▶ **Aim of the exercise**
Restate, in full and unchanged, the entries that follow, but not their pictures.

▶ **Study material**

§

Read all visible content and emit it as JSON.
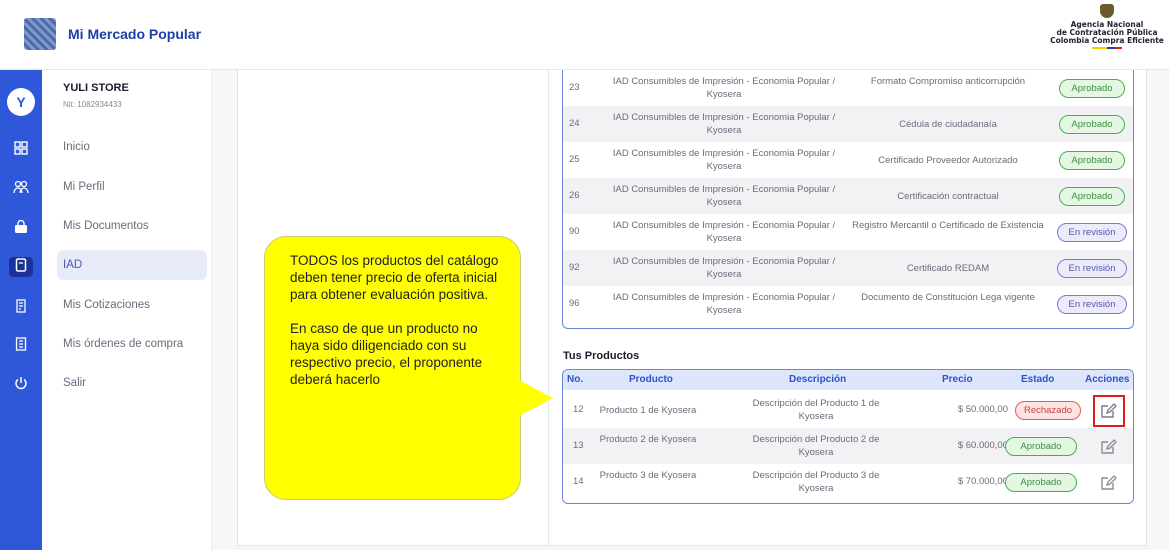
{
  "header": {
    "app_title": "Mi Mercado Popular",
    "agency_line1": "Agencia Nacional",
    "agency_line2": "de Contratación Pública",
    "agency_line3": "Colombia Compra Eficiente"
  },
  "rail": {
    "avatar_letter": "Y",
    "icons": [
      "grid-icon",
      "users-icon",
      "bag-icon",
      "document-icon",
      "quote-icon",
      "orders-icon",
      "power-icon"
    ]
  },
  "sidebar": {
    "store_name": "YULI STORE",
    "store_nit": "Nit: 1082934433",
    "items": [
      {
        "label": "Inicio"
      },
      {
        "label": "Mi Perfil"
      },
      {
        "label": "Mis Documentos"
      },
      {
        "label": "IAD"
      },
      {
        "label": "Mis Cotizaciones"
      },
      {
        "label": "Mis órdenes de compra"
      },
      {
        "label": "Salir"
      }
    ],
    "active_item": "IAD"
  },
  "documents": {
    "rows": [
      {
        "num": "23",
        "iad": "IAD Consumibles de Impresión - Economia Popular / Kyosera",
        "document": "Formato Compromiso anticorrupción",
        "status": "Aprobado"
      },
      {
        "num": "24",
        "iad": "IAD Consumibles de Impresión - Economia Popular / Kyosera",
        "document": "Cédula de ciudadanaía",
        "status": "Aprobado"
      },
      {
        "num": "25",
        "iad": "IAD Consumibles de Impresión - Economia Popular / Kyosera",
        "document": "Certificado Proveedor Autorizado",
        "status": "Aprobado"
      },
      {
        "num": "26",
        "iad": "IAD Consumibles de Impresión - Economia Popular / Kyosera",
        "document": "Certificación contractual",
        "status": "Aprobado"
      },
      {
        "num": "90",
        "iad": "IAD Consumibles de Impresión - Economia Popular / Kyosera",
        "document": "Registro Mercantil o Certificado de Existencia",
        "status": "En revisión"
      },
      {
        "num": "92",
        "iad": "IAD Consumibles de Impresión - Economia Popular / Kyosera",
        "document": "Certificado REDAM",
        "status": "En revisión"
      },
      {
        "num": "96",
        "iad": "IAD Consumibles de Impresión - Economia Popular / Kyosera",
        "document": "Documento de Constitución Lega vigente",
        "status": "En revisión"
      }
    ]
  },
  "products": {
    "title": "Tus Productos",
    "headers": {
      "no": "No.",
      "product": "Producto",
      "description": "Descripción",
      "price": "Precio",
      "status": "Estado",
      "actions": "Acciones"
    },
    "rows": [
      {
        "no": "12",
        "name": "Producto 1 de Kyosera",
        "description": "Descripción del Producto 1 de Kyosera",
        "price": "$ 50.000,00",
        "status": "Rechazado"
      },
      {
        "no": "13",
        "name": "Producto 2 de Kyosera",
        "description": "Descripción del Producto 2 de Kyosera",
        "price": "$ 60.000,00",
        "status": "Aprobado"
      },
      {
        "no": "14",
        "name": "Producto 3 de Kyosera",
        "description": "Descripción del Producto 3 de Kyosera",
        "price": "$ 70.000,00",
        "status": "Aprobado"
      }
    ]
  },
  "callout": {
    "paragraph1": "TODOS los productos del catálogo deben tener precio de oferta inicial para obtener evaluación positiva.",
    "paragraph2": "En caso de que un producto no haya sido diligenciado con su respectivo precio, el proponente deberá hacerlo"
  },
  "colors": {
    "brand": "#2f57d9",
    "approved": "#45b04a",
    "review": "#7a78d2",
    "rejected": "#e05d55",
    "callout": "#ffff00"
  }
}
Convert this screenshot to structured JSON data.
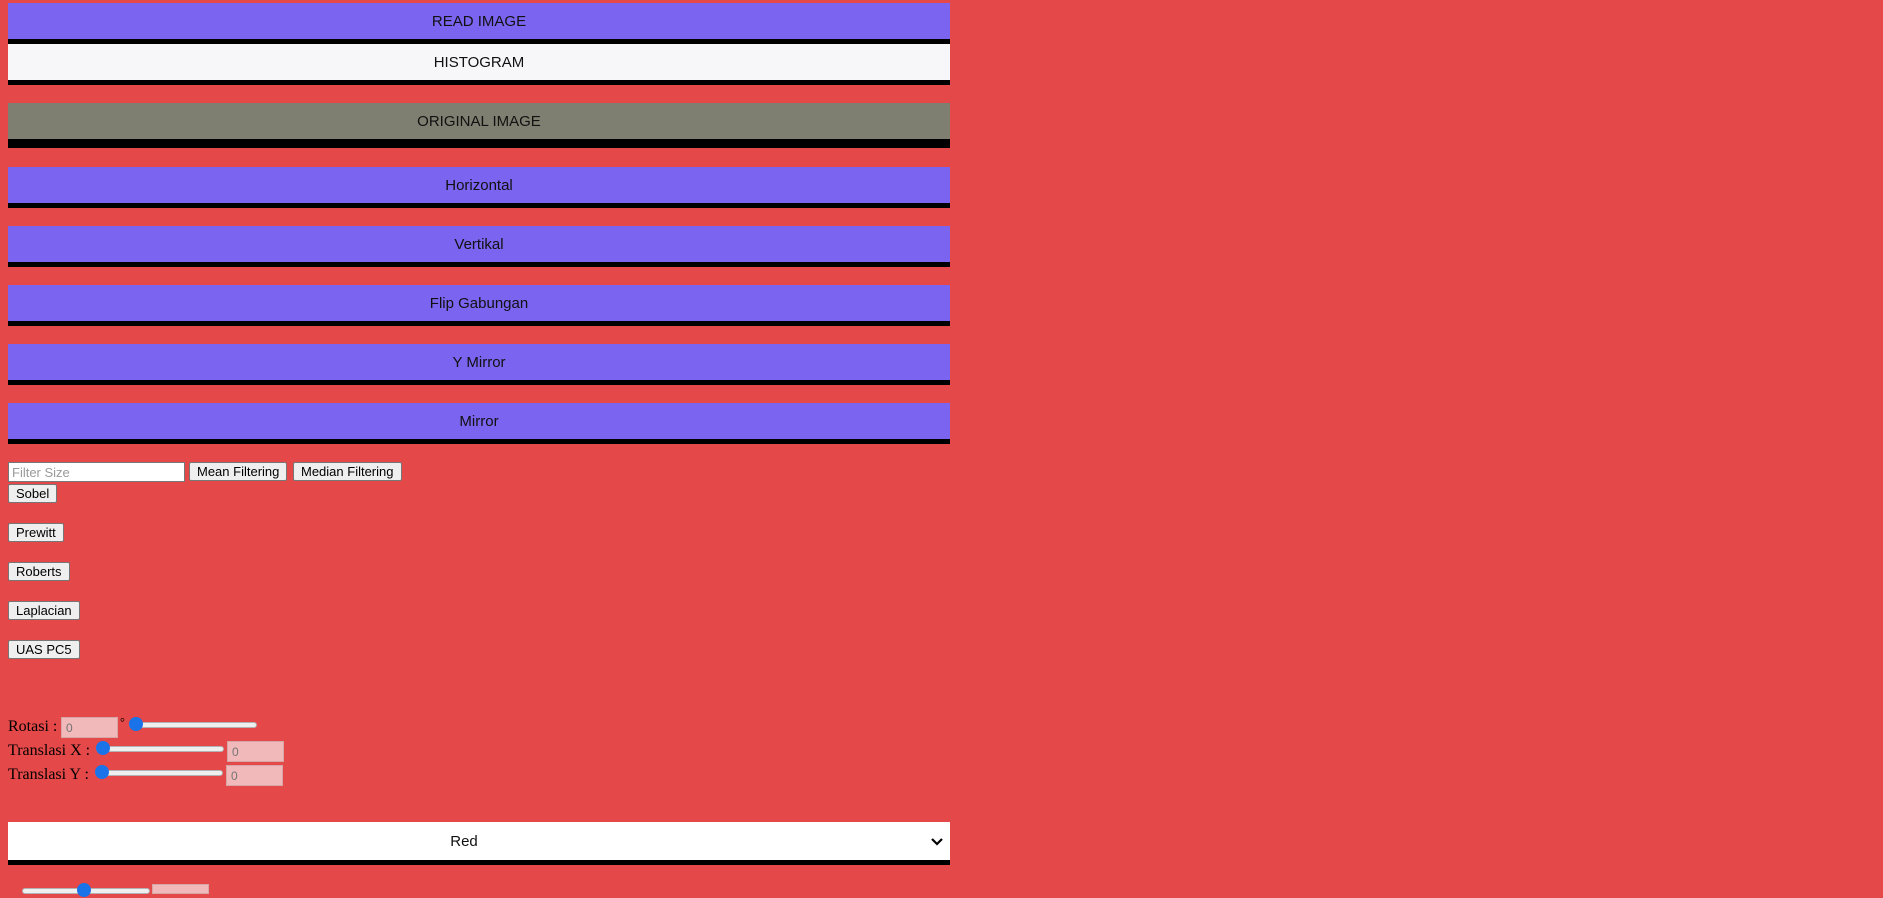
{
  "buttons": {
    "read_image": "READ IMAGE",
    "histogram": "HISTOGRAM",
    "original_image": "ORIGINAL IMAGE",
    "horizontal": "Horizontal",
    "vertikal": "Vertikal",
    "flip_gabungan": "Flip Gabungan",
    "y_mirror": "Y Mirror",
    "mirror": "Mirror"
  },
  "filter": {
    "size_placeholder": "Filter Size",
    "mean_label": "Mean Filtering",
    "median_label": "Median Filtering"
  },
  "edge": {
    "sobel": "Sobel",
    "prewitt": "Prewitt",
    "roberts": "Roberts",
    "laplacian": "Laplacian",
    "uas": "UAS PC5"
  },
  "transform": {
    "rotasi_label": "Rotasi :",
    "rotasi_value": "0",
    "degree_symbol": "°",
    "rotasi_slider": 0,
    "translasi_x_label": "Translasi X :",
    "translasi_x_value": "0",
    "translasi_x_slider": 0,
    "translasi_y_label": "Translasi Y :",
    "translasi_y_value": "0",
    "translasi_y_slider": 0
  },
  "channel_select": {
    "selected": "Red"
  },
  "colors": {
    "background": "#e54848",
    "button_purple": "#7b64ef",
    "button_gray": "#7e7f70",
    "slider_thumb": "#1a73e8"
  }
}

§

▶ **Answer box**
Read all visible content and emit it as JSON.
{
  "header": {
    "app_title": "Mi Mercado Popular",
    "agency_line1": "Agencia Nacional",
    "agency_line2": "de Contratación Pública",
    "agency_line3": "Colombia Compra Eficiente"
  },
  "rail": {
    "avatar_letter": "Y",
    "icons": [
      "grid-icon",
      "users-icon",
      "bag-icon",
      "document-icon",
      "quote-icon",
      "orders-icon",
      "power-icon"
    ]
  },
  "sidebar": {
    "store_name": "YULI STORE",
    "store_nit": "Nit: 1082934433",
    "items": [
      {
        "label": "Inicio"
      },
      {
        "label": "Mi Perfil"
      },
      {
        "label": "Mis Documentos"
      },
      {
        "label": "IAD"
      },
      {
        "label": "Mis Cotizaciones"
      },
      {
        "label": "Mis órdenes de compra"
      },
      {
        "label": "Salir"
      }
    ],
    "active_item": "IAD"
  },
  "documents": {
    "rows": [
      {
        "num": "23",
        "iad": "IAD Consumibles de Impresión - Economia Popular / Kyosera",
        "document": "Formato Compromiso anticorrupción",
        "status": "Aprobado"
      },
      {
        "num": "24",
        "iad": "IAD Consumibles de Impresión - Economia Popular / Kyosera",
        "document": "Cédula de ciudadanaía",
        "status": "Aprobado"
      },
      {
        "num": "25",
        "iad": "IAD Consumibles de Impresión - Economia Popular / Kyosera",
        "document": "Certificado Proveedor Autorizado",
        "status": "Aprobado"
      },
      {
        "num": "26",
        "iad": "IAD Consumibles de Impresión - Economia Popular / Kyosera",
        "document": "Certificación contractual",
        "status": "Aprobado"
      },
      {
        "num": "90",
        "iad": "IAD Consumibles de Impresión - Economia Popular / Kyosera",
        "document": "Registro Mercantil o Certificado de Existencia",
        "status": "En revisión"
      },
      {
        "num": "92",
        "iad": "IAD Consumibles de Impresión - Economia Popular / Kyosera",
        "document": "Certificado REDAM",
        "status": "En revisión"
      },
      {
        "num": "96",
        "iad": "IAD Consumibles de Impresión - Economia Popular / Kyosera",
        "document": "Documento de Constitución Lega vigente",
        "status": "En revisión"
      }
    ]
  },
  "products": {
    "title": "Tus Productos",
    "headers": {
      "no": "No.",
      "product": "Producto",
      "description": "Descripción",
      "price": "Precio",
      "status": "Estado",
      "actions": "Acciones"
    },
    "rows": [
      {
        "no": "12",
        "name": "Producto 1 de Kyosera",
        "description": "Descripción del Producto 1 de Kyosera",
        "price": "$ 50.000,00",
        "status": "Rechazado"
      },
      {
        "no": "13",
        "name": "Producto 2 de Kyosera",
        "description": "Descripción del Producto 2 de Kyosera",
        "price": "$ 60.000,00",
        "status": "Aprobado"
      },
      {
        "no": "14",
        "name": "Producto 3 de Kyosera",
        "description": "Descripción del Producto 3 de Kyosera",
        "price": "$ 70.000,00",
        "status": "Aprobado"
      }
    ]
  },
  "callout": {
    "paragraph1": "TODOS los productos del catálogo deben tener precio de oferta inicial para obtener evaluación positiva.",
    "paragraph2": "En caso de que un producto no haya sido diligenciado con su respectivo precio, el proponente deberá hacerlo"
  },
  "colors": {
    "brand": "#2f57d9",
    "approved": "#45b04a",
    "review": "#7a78d2",
    "rejected": "#e05d55",
    "callout": "#ffff00"
  }
}
Convert this screenshot to structured JSON data.
{
  "buttons": {
    "read_image": "READ IMAGE",
    "histogram": "HISTOGRAM",
    "original_image": "ORIGINAL IMAGE",
    "horizontal": "Horizontal",
    "vertikal": "Vertikal",
    "flip_gabungan": "Flip Gabungan",
    "y_mirror": "Y Mirror",
    "mirror": "Mirror"
  },
  "filter": {
    "size_placeholder": "Filter Size",
    "mean_label": "Mean Filtering",
    "median_label": "Median Filtering"
  },
  "edge": {
    "sobel": "Sobel",
    "prewitt": "Prewitt",
    "roberts": "Roberts",
    "laplacian": "Laplacian",
    "uas": "UAS PC5"
  },
  "transform": {
    "rotasi_label": "Rotasi :",
    "rotasi_value": "0",
    "degree_symbol": "°",
    "rotasi_slider": 0,
    "translasi_x_label": "Translasi X :",
    "translasi_x_value": "0",
    "translasi_x_slider": 0,
    "translasi_y_label": "Translasi Y :",
    "translasi_y_value": "0",
    "translasi_y_slider": 0
  },
  "channel_select": {
    "selected": "Red"
  },
  "colors": {
    "background": "#e54848",
    "button_purple": "#7b64ef",
    "button_gray": "#7e7f70",
    "slider_thumb": "#1a73e8"
  }
}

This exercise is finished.